» **Task item**
Copy the following data exactly and drop the pictures.

Data records: Begin

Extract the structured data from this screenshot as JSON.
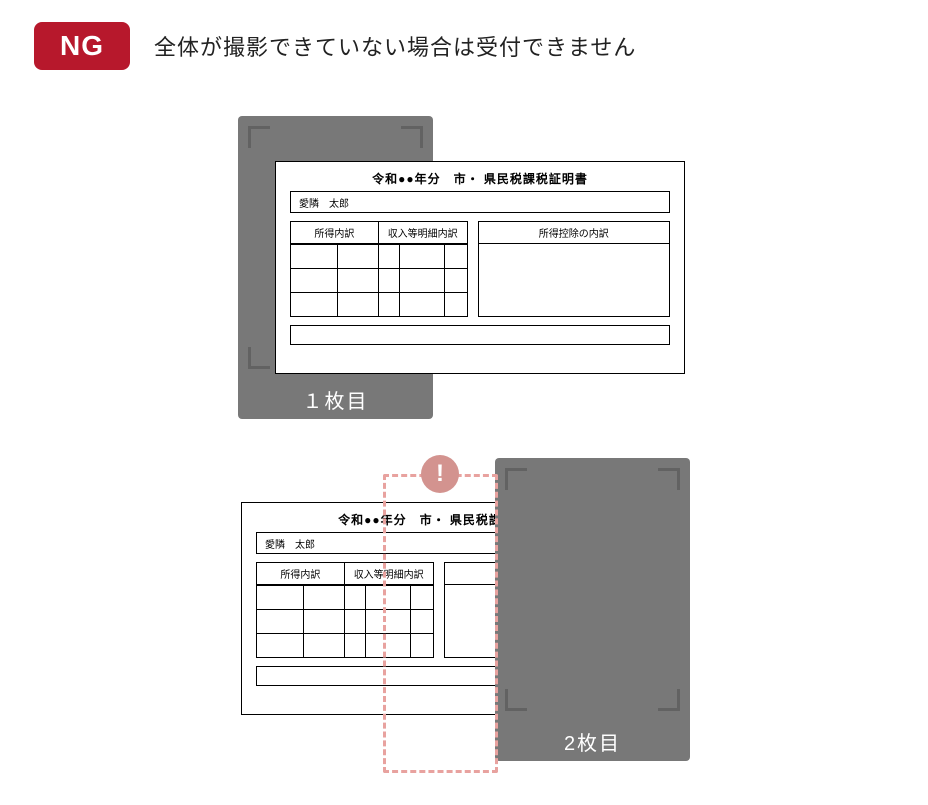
{
  "header": {
    "badge": "NG",
    "title": "全体が撮影できていない場合は受付できません"
  },
  "phone1": {
    "label": "１枚目"
  },
  "phone2": {
    "label": "2枚目"
  },
  "doc": {
    "title": "令和●●年分　市・ 県民税課税証明書",
    "name": "愛隣　太郎",
    "col1": "所得内訳",
    "col2": "収入等明細内訳",
    "col3": "所得控除の内訳"
  },
  "warn": "!"
}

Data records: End

» **Solution to this task**
Extract the structured data from this screenshot as JSON.
{
  "header": {
    "badge": "NG",
    "title": "全体が撮影できていない場合は受付できません"
  },
  "phone1": {
    "label": "１枚目"
  },
  "phone2": {
    "label": "2枚目"
  },
  "doc": {
    "title": "令和●●年分　市・ 県民税課税証明書",
    "name": "愛隣　太郎",
    "col1": "所得内訳",
    "col2": "収入等明細内訳",
    "col3": "所得控除の内訳"
  },
  "warn": "!"
}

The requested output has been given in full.